■ Goal of the exercise ■
Return all the entries below exactly as they were given.

──────── Given records

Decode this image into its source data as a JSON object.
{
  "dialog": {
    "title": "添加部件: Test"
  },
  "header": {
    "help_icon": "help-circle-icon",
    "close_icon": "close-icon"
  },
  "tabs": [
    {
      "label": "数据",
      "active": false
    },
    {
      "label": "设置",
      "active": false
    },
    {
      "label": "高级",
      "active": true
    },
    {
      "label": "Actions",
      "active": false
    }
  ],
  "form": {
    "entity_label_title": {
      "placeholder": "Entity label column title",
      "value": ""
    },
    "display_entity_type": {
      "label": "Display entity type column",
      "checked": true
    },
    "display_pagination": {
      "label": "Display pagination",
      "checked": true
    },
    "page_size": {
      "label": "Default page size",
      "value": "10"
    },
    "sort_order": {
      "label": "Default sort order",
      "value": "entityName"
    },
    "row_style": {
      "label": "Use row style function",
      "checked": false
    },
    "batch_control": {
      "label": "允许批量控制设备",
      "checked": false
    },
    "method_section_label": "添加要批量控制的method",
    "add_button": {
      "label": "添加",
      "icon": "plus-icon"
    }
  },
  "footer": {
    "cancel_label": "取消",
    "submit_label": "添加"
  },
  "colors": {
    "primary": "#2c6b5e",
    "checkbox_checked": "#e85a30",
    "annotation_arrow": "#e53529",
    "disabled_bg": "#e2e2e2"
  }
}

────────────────

■ Task response ■
Decode this image into its source data as a JSON object.
{
  "dialog": {
    "title": "添加部件: Test"
  },
  "header": {
    "help_icon": "help-circle-icon",
    "close_icon": "close-icon"
  },
  "tabs": [
    {
      "label": "数据",
      "active": false
    },
    {
      "label": "设置",
      "active": false
    },
    {
      "label": "高级",
      "active": true
    },
    {
      "label": "Actions",
      "active": false
    }
  ],
  "form": {
    "entity_label_title": {
      "placeholder": "Entity label column title",
      "value": ""
    },
    "display_entity_type": {
      "label": "Display entity type column",
      "checked": true
    },
    "display_pagination": {
      "label": "Display pagination",
      "checked": true
    },
    "page_size": {
      "label": "Default page size",
      "value": "10"
    },
    "sort_order": {
      "label": "Default sort order",
      "value": "entityName"
    },
    "row_style": {
      "label": "Use row style function",
      "checked": false
    },
    "batch_control": {
      "label": "允许批量控制设备",
      "checked": false
    },
    "method_section_label": "添加要批量控制的method",
    "add_button": {
      "label": "添加",
      "icon": "plus-icon"
    }
  },
  "footer": {
    "cancel_label": "取消",
    "submit_label": "添加"
  },
  "colors": {
    "primary": "#2c6b5e",
    "checkbox_checked": "#e85a30",
    "annotation_arrow": "#e53529",
    "disabled_bg": "#e2e2e2"
  }
}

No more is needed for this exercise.